Admittedly, there are some things that are inappropriate for my kids, but acceptable for me as an adult – such as enjoying a glass of wine with dinner or staying up far past my bedtime to watch episodes of Sherlock on my DVR. Similarly, there are times when you may push for a solution for your client, like responsive web design, but have not yet had the time to deploy it on your own site (guilty as charged), but by striving to lead by example whenever possible, you will find your lessons much better received.

Let’s Talk

I like to talk to my kids - to really just sit down and have a conversation with them. I am always amused by what is on their mind and I find myself closer to them every time we have a chat. You can do this with clients too.

I have previously written about the benefits of having genuine, non-business related conversations with your clients. This type of conversation allows you to connect with them as people and allows them to see you as more than just their “website designer”

Talk to your clients and your kids, you’ll be amazed at the value those conversations bring to your ongoing relationship with each.

Prepare to Make Mistakes

Screwing up is a part of life and a part of parenthood. If you go into being a dad, or building a website, thinking that you will be perfect, then you will be sorely disappointed.

Making mistakes is natural and it can be productive if you learn from those mistakes.
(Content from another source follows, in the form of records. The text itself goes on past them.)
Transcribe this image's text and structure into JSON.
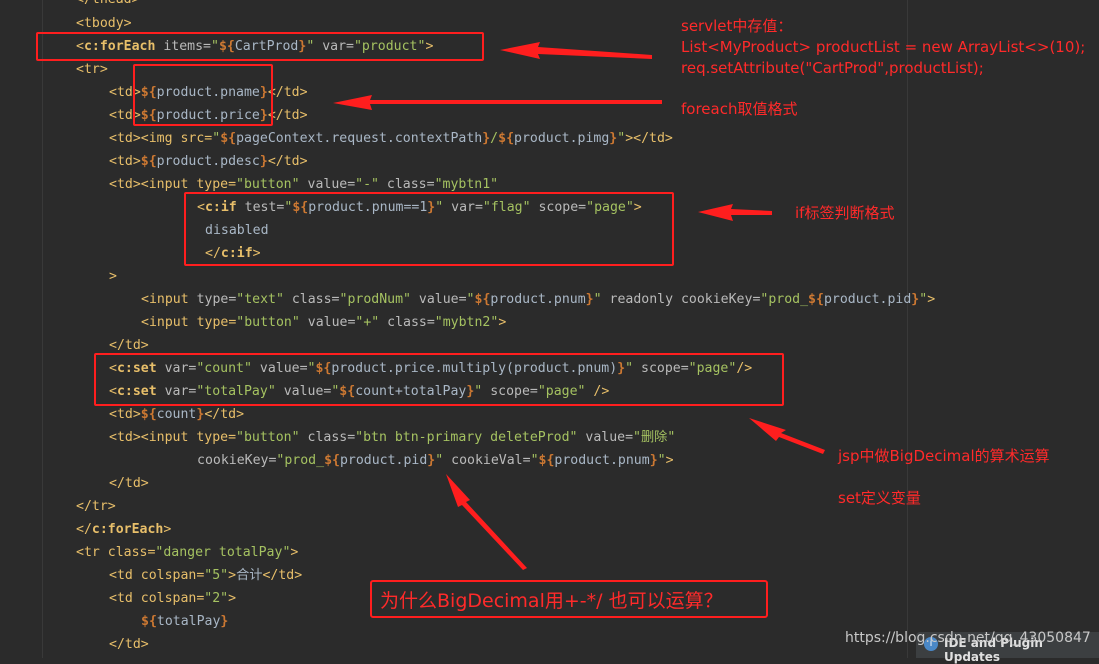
{
  "code_lines": [
    {
      "segments": [
        {
          "t": "</thead>",
          "c": "tag"
        }
      ]
    },
    {
      "segments": [
        {
          "t": "<tbody>",
          "c": "tag"
        }
      ]
    },
    {
      "segments": [
        {
          "t": "<",
          "c": "tag"
        },
        {
          "t": "c:forEach",
          "c": "kw"
        },
        {
          "t": " items=",
          "c": "attr"
        },
        {
          "t": "\"",
          "c": "val"
        },
        {
          "t": "${",
          "c": "el"
        },
        {
          "t": "CartProd",
          "c": "plain"
        },
        {
          "t": "}",
          "c": "el"
        },
        {
          "t": "\"",
          "c": "val"
        },
        {
          "t": " var=",
          "c": "attr"
        },
        {
          "t": "\"product\"",
          "c": "val"
        },
        {
          "t": ">",
          "c": "tag"
        }
      ]
    },
    {
      "segments": [
        {
          "t": "<tr>",
          "c": "tag"
        }
      ]
    },
    {
      "segments": [
        {
          "t": "<td>",
          "c": "tag"
        },
        {
          "t": "${",
          "c": "el"
        },
        {
          "t": "product.pname",
          "c": "plain"
        },
        {
          "t": "}",
          "c": "el"
        },
        {
          "t": "</td>",
          "c": "tag"
        }
      ]
    },
    {
      "segments": [
        {
          "t": "<td>",
          "c": "tag"
        },
        {
          "t": "${",
          "c": "el"
        },
        {
          "t": "product.price",
          "c": "plain"
        },
        {
          "t": "}",
          "c": "el"
        },
        {
          "t": "</td>",
          "c": "tag"
        }
      ]
    },
    {
      "segments": [
        {
          "t": "<td>",
          "c": "tag"
        },
        {
          "t": "<img src=",
          "c": "tag"
        },
        {
          "t": "\"",
          "c": "val"
        },
        {
          "t": "${",
          "c": "el"
        },
        {
          "t": "pageContext.request.contextPath",
          "c": "plain"
        },
        {
          "t": "}",
          "c": "el"
        },
        {
          "t": "/",
          "c": "val"
        },
        {
          "t": "${",
          "c": "el"
        },
        {
          "t": "product.pimg",
          "c": "plain"
        },
        {
          "t": "}",
          "c": "el"
        },
        {
          "t": "\"",
          "c": "val"
        },
        {
          "t": "></td>",
          "c": "tag"
        }
      ]
    },
    {
      "segments": [
        {
          "t": "<td>",
          "c": "tag"
        },
        {
          "t": "${",
          "c": "el"
        },
        {
          "t": "product.pdesc",
          "c": "plain"
        },
        {
          "t": "}",
          "c": "el"
        },
        {
          "t": "</td>",
          "c": "tag"
        }
      ]
    },
    {
      "segments": [
        {
          "t": "<td>",
          "c": "tag"
        },
        {
          "t": "<input type=",
          "c": "tag"
        },
        {
          "t": "\"button\"",
          "c": "val"
        },
        {
          "t": " value=",
          "c": "attr"
        },
        {
          "t": "\"-\"",
          "c": "val"
        },
        {
          "t": " class=",
          "c": "attr"
        },
        {
          "t": "\"mybtn1\"",
          "c": "val"
        }
      ]
    },
    {
      "segments": [
        {
          "t": "<",
          "c": "tag"
        },
        {
          "t": "c:if",
          "c": "kw"
        },
        {
          "t": " test=",
          "c": "attr"
        },
        {
          "t": "\"",
          "c": "val"
        },
        {
          "t": "${",
          "c": "el"
        },
        {
          "t": "product.pnum==1",
          "c": "plain"
        },
        {
          "t": "}",
          "c": "el"
        },
        {
          "t": "\"",
          "c": "val"
        },
        {
          "t": " var=",
          "c": "attr"
        },
        {
          "t": "\"flag\"",
          "c": "val"
        },
        {
          "t": " scope=",
          "c": "attr"
        },
        {
          "t": "\"page\"",
          "c": "val"
        },
        {
          "t": ">",
          "c": "tag"
        }
      ]
    },
    {
      "segments": [
        {
          "t": "disabled",
          "c": "plain"
        }
      ]
    },
    {
      "segments": [
        {
          "t": "</",
          "c": "tag"
        },
        {
          "t": "c:if",
          "c": "kw"
        },
        {
          "t": ">",
          "c": "tag"
        }
      ]
    },
    {
      "segments": [
        {
          "t": ">",
          "c": "tag"
        }
      ]
    },
    {
      "segments": [
        {
          "t": "<input",
          "c": "tag"
        },
        {
          "t": " type=",
          "c": "attr"
        },
        {
          "t": "\"text\"",
          "c": "val"
        },
        {
          "t": " class=",
          "c": "attr"
        },
        {
          "t": "\"prodNum\"",
          "c": "val"
        },
        {
          "t": " value=",
          "c": "attr"
        },
        {
          "t": "\"",
          "c": "val"
        },
        {
          "t": "${",
          "c": "el"
        },
        {
          "t": "product.pnum",
          "c": "plain"
        },
        {
          "t": "}",
          "c": "el"
        },
        {
          "t": "\"",
          "c": "val"
        },
        {
          "t": " readonly ",
          "c": "attr"
        },
        {
          "t": "cookieKey",
          "c": "attr"
        },
        {
          "t": "=",
          "c": "attr"
        },
        {
          "t": "\"prod_",
          "c": "val"
        },
        {
          "t": "${",
          "c": "el"
        },
        {
          "t": "product.pid",
          "c": "plain"
        },
        {
          "t": "}",
          "c": "el"
        },
        {
          "t": "\"",
          "c": "val"
        },
        {
          "t": ">",
          "c": "tag"
        }
      ]
    },
    {
      "segments": [
        {
          "t": "<input type=",
          "c": "tag"
        },
        {
          "t": "\"button\"",
          "c": "val"
        },
        {
          "t": " value=",
          "c": "attr"
        },
        {
          "t": "\"+\"",
          "c": "val"
        },
        {
          "t": " class=",
          "c": "attr"
        },
        {
          "t": "\"mybtn2\"",
          "c": "val"
        },
        {
          "t": ">",
          "c": "tag"
        }
      ]
    },
    {
      "segments": [
        {
          "t": "</td>",
          "c": "tag"
        }
      ]
    },
    {
      "segments": [
        {
          "t": "<",
          "c": "tag"
        },
        {
          "t": "c:set",
          "c": "kw"
        },
        {
          "t": " var=",
          "c": "attr"
        },
        {
          "t": "\"count\"",
          "c": "val"
        },
        {
          "t": " value=",
          "c": "attr"
        },
        {
          "t": "\"",
          "c": "val"
        },
        {
          "t": "${",
          "c": "el"
        },
        {
          "t": "product.price.multiply(product.pnum)",
          "c": "plain"
        },
        {
          "t": "}",
          "c": "el"
        },
        {
          "t": "\"",
          "c": "val"
        },
        {
          "t": " scope=",
          "c": "attr"
        },
        {
          "t": "\"page\"",
          "c": "val"
        },
        {
          "t": "/>",
          "c": "tag"
        }
      ]
    },
    {
      "segments": [
        {
          "t": "<",
          "c": "tag"
        },
        {
          "t": "c:set",
          "c": "kw"
        },
        {
          "t": " var=",
          "c": "attr"
        },
        {
          "t": "\"totalPay\"",
          "c": "val"
        },
        {
          "t": " value=",
          "c": "attr"
        },
        {
          "t": "\"",
          "c": "val"
        },
        {
          "t": "${",
          "c": "el"
        },
        {
          "t": "count+totalPay",
          "c": "plain"
        },
        {
          "t": "}",
          "c": "el"
        },
        {
          "t": "\"",
          "c": "val"
        },
        {
          "t": " scope=",
          "c": "attr"
        },
        {
          "t": "\"page\"",
          "c": "val"
        },
        {
          "t": " />",
          "c": "tag"
        }
      ]
    },
    {
      "segments": [
        {
          "t": "<td>",
          "c": "tag"
        },
        {
          "t": "${",
          "c": "el"
        },
        {
          "t": "count",
          "c": "plain"
        },
        {
          "t": "}",
          "c": "el"
        },
        {
          "t": "</td>",
          "c": "tag"
        }
      ]
    },
    {
      "segments": [
        {
          "t": "<td>",
          "c": "tag"
        },
        {
          "t": "<input type=",
          "c": "tag"
        },
        {
          "t": "\"button\"",
          "c": "val"
        },
        {
          "t": " class=",
          "c": "attr"
        },
        {
          "t": "\"btn btn-primary deleteProd\"",
          "c": "val"
        },
        {
          "t": " value=",
          "c": "attr"
        },
        {
          "t": "\"删除\"",
          "c": "val"
        }
      ]
    },
    {
      "segments": [
        {
          "t": "cookieKey",
          "c": "attr"
        },
        {
          "t": "=",
          "c": "attr"
        },
        {
          "t": "\"prod_",
          "c": "val"
        },
        {
          "t": "${",
          "c": "el"
        },
        {
          "t": "product.pid",
          "c": "plain"
        },
        {
          "t": "}",
          "c": "el"
        },
        {
          "t": "\"",
          "c": "val"
        },
        {
          "t": " cookieVal",
          "c": "attr"
        },
        {
          "t": "=",
          "c": "attr"
        },
        {
          "t": "\"",
          "c": "val"
        },
        {
          "t": "${",
          "c": "el"
        },
        {
          "t": "product.pnum",
          "c": "plain"
        },
        {
          "t": "}",
          "c": "el"
        },
        {
          "t": "\"",
          "c": "val"
        },
        {
          "t": ">",
          "c": "tag"
        }
      ]
    },
    {
      "segments": [
        {
          "t": "</td>",
          "c": "tag"
        }
      ]
    },
    {
      "segments": [
        {
          "t": "</tr>",
          "c": "tag"
        }
      ]
    },
    {
      "segments": [
        {
          "t": "</",
          "c": "tag"
        },
        {
          "t": "c:forEach",
          "c": "kw"
        },
        {
          "t": ">",
          "c": "tag"
        }
      ]
    },
    {
      "segments": [
        {
          "t": "<tr class=",
          "c": "tag"
        },
        {
          "t": "\"danger totalPay\"",
          "c": "val"
        },
        {
          "t": ">",
          "c": "tag"
        }
      ]
    },
    {
      "segments": [
        {
          "t": "<td colspan=",
          "c": "tag"
        },
        {
          "t": "\"5\"",
          "c": "val"
        },
        {
          "t": ">",
          "c": "tag"
        },
        {
          "t": "合计",
          "c": "plain"
        },
        {
          "t": "</td>",
          "c": "tag"
        }
      ]
    },
    {
      "segments": [
        {
          "t": "<td colspan=",
          "c": "tag"
        },
        {
          "t": "\"2\"",
          "c": "val"
        },
        {
          "t": ">",
          "c": "tag"
        }
      ]
    },
    {
      "segments": [
        {
          "t": "${",
          "c": "el"
        },
        {
          "t": "totalPay",
          "c": "plain"
        },
        {
          "t": "}",
          "c": "el"
        }
      ]
    },
    {
      "segments": [
        {
          "t": "</td>",
          "c": "tag"
        }
      ]
    }
  ],
  "annotations": {
    "servlet_note": "servlet中存值：\nList<MyProduct> productList = new ArrayList<>(10);\nreq.setAttribute(\"CartProd\",productList);",
    "foreach_note": "foreach取值格式",
    "if_note": "if标签判断格式",
    "bigdecimal_note": "jsp中做BigDecimal的算术运算",
    "set_note": "set定义变量",
    "question": "为什么BigDecimal用+-*/ 也可以运算？"
  },
  "watermark": "https://blog.csdn.net/qq_43050847",
  "ide_updates": "IDE and Plugin Updates",
  "colors": {
    "annotation": "#ff2a2a",
    "background": "#2b2b2b",
    "tag": "#e8bf6a",
    "value": "#a5c261"
  }
}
When a mistake does happen, either as a parent or as a web designer, assess the situation and do what needs to be done to fix it – and learn from the experience so you are better next time. And when the mistakes do happen, never underestimate the power of genuinely saying “I’m sorry.”

Stay Positive
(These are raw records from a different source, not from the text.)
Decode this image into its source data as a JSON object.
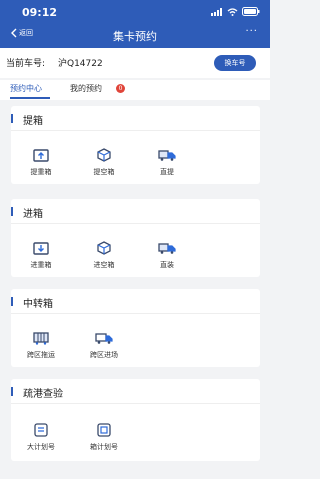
{
  "status_bar": {
    "time": "09:12"
  },
  "nav": {
    "back_label": "返回",
    "title": "集卡预约",
    "more": "···"
  },
  "car": {
    "label": "当前车号:",
    "plate": "沪Q14722",
    "change_label": "换车号"
  },
  "tabs": [
    {
      "label": "预约中心",
      "active": true
    },
    {
      "label": "我的预约",
      "badge": "0"
    }
  ],
  "sections": [
    {
      "title": "提箱",
      "items": [
        {
          "label": "提重箱",
          "icon": "box-up-icon"
        },
        {
          "label": "提空箱",
          "icon": "empty-box-icon"
        },
        {
          "label": "直提",
          "icon": "truck-container-icon"
        }
      ]
    },
    {
      "title": "进箱",
      "items": [
        {
          "label": "进重箱",
          "icon": "box-down-icon"
        },
        {
          "label": "进空箱",
          "icon": "empty-box-icon"
        },
        {
          "label": "直装",
          "icon": "truck-container-icon"
        }
      ]
    },
    {
      "title": "中转箱",
      "items": [
        {
          "label": "跨区拖运",
          "icon": "tow-icon"
        },
        {
          "label": "跨区进场",
          "icon": "truck-enter-icon"
        }
      ]
    },
    {
      "title": "疏港查验",
      "items": [
        {
          "label": "大计划号",
          "icon": "plan-icon"
        },
        {
          "label": "箱计划号",
          "icon": "box-plan-icon"
        }
      ]
    }
  ],
  "colors": {
    "primary": "#2e5cb8",
    "badge": "#e0453a",
    "icon_dark": "#3a4a6b",
    "icon_accent": "#2e6bd9"
  }
}
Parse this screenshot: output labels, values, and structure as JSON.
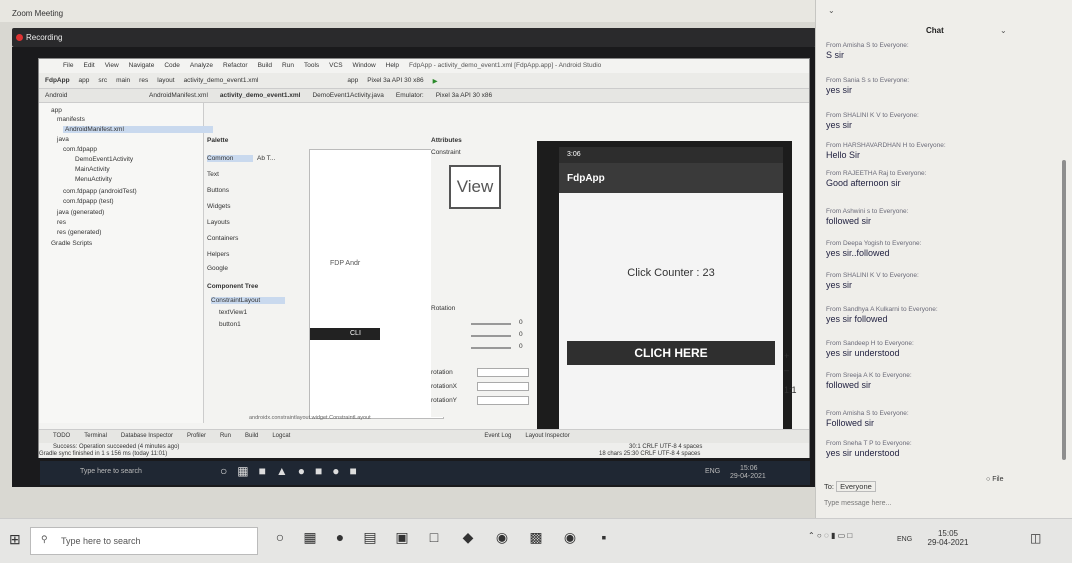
{
  "window": {
    "title": "Zoom Meeting"
  },
  "recording": {
    "label": "Recording"
  },
  "studio": {
    "menu": [
      "File",
      "Edit",
      "View",
      "Navigate",
      "Code",
      "Analyze",
      "Refactor",
      "Build",
      "Run",
      "Tools",
      "VCS",
      "Window",
      "Help"
    ],
    "title_path": "FdpApp - activity_demo_event1.xml [FdpApp.app] - Android Studio",
    "nav": [
      "FdpApp",
      "app",
      "src",
      "main",
      "res",
      "layout",
      "activity_demo_event1.xml"
    ],
    "run_config": "app",
    "device_run": "Pixel 3a API 30 x86",
    "tabs": [
      "AndroidManifest.xml",
      "activity_demo_event1.xml",
      "DemoEvent1Activity.java",
      "Emulator:",
      "Pixel 3a API 30 x86"
    ],
    "view_modes": [
      "Code",
      "Split",
      "Design"
    ],
    "project_label": "Android",
    "tree": [
      "app",
      "manifests",
      "AndroidManifest.xml",
      "java",
      "com.fdpapp",
      "DemoEvent1Activity",
      "MainActivity",
      "MenuActivity",
      "com.fdpapp (androidTest)",
      "com.fdpapp (test)",
      "java (generated)",
      "res",
      "res (generated)",
      "Gradle Scripts"
    ],
    "palette_title": "Palette",
    "palette": [
      "Common",
      "Text",
      "Buttons",
      "Widgets",
      "Layouts",
      "Containers",
      "Helpers",
      "Google"
    ],
    "palette_items": [
      "Ab T...",
      "TextView",
      "Button",
      "ImageView",
      "RecyclerView"
    ],
    "component_tree": {
      "title": "Component Tree",
      "root": "ConstraintLayout",
      "children": [
        "textView1",
        "button1"
      ]
    },
    "attributes": {
      "title": "Attributes",
      "constraint": "Constraint",
      "view_label": "View",
      "rotation_label": "Rotation",
      "zero": "0",
      "fields": [
        "rotation",
        "rotationX",
        "rotationY",
        "scaleX",
        "scaleY",
        "translationX",
        "translationY"
      ]
    },
    "canvas_preview": {
      "title": "FDP Andr",
      "button": "CLI"
    },
    "canvas_path": "androidx.constraintlayout.widget.ConstraintLayout",
    "bottom_tools": [
      "TODO",
      "Terminal",
      "Database Inspector",
      "Profiler",
      "Run",
      "Build",
      "Logcat",
      "Event Log",
      "Layout Inspector"
    ],
    "status": "Success: Operation succeeded (4 minutes ago)",
    "status2": "Gradle sync finished in 1 s 156 ms (today 11:01)",
    "cursor_pos": "30:1  CRLF  UTF-8  4 spaces",
    "cursor_pos2": "18 chars  25:30  CRLF  UTF-8  4 spaces"
  },
  "emulator": {
    "time": "3:06",
    "app_name": "FdpApp",
    "counter_text": "Click Counter : 23",
    "button_text": "CLICH HERE"
  },
  "chat": {
    "title": "Chat",
    "messages": [
      {
        "from": "From Amisha S to Everyone:",
        "text": "S sir"
      },
      {
        "from": "From Sania S s to Everyone:",
        "text": "yes sir"
      },
      {
        "from": "From SHALINI K V to Everyone:",
        "text": "yes sir"
      },
      {
        "from": "From HARSHAVARDHAN H to Everyone:",
        "text": "Hello Sir"
      },
      {
        "from": "From RAJEETHA Raj to Everyone:",
        "text": "Good afternoon sir"
      },
      {
        "from": "From Ashwini s to Everyone:",
        "text": "followed sir"
      },
      {
        "from": "From Deepa Yogish to Everyone:",
        "text": "yes sir..followed"
      },
      {
        "from": "From SHALINI K V to Everyone:",
        "text": "yes sir"
      },
      {
        "from": "From Sandhya A Kulkarni to Everyone:",
        "text": "yes sir followed"
      },
      {
        "from": "From Sandeep H to Everyone:",
        "text": "yes sir understood"
      },
      {
        "from": "From Sreeja A K to Everyone:",
        "text": "followed sir"
      },
      {
        "from": "From Amisha S to Everyone:",
        "text": "Followed sir"
      },
      {
        "from": "From Sneha T P to Everyone:",
        "text": "yes sir understood"
      }
    ],
    "to_label": "To:",
    "to_value": "Everyone",
    "file_label": "File",
    "input_placeholder": "Type message here..."
  },
  "inner_taskbar": {
    "search": "Type here to search",
    "time": "15:06",
    "date": "29-04-2021",
    "lang": "ENG"
  },
  "taskbar": {
    "search": "Type here to search",
    "time": "15:05",
    "date": "29-04-2021",
    "lang": "ENG"
  }
}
Your kids, and your clients, take their cues from you in so many ways, including how you handle bad situations. Life isn’t all sunshine and rainbows, so how you deal with the storms that will inevitably come is important.

As a parent, keeping a level head when a situation becomes stressful will show your kids that even though you may not be able to control what the world throws at you, you can control how you react to it. As a web professional, keeping that level head in challenging times shows that you are equipped to steer your clients through good times and bad times as a valuable partner to their business.
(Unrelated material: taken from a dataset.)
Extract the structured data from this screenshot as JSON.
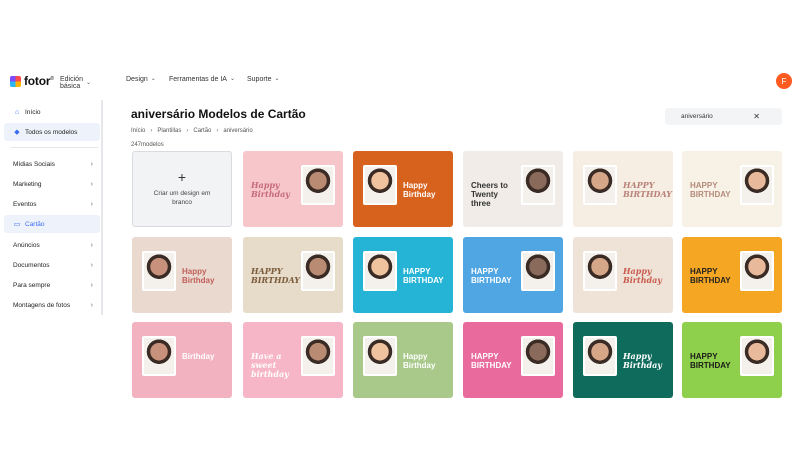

I often say that the mark of a good partner, and also a good parent, is not how they react when things are going great, but how they handle the situation when times are tough. Stay positive and those who follow you will remain positive too.

Enjoy The Rewards

The web design profession operates as a very future focused industry. We are always looking to what is next in terms of the technologies and software we use. We are also often focused on our future work – the next project we have in the queue or the next client we are meeting with to discuss their needs. Too often we fail to sit back and enjoy the results of our work because we are already looking to the next one.

As a parent, I find myself falling into the same trap at home. It’s sometimes hard to enjoy the moment when you are busy thinking about everything else on your “to do” list.

The last lesson I will share in this article is to learn to enjoy the rewards of a job well done. When a site goes live, sit back and enjoy it before moving on. Do something to commemorate the launch. Throw a party if you can or schedule a lunch with the client to say “thank you” and celebrate that culmination of all that hard work - just find a way to recognize the achievement before you move onto something else.

As a parent, learn to the savor the moment and the special times with your kids. Your “to do” list will never be empty, so misplace it for a spell and enjoy the present. For me, that means putting away the computer and turning off the cell phone this Father’s Day weekend to enjoy a little trip to Cape Cod. My family, a nice beach, and some clamcakes and chowder for dinner – those are my rewards this weekend for my hard work as a designer and a dad - and I assume you, I plan to enjoy them.

Happy Father’s Day.

Published on 07.10.13

File under: Family | Holidays | Web

Back to articles main page

Back To Top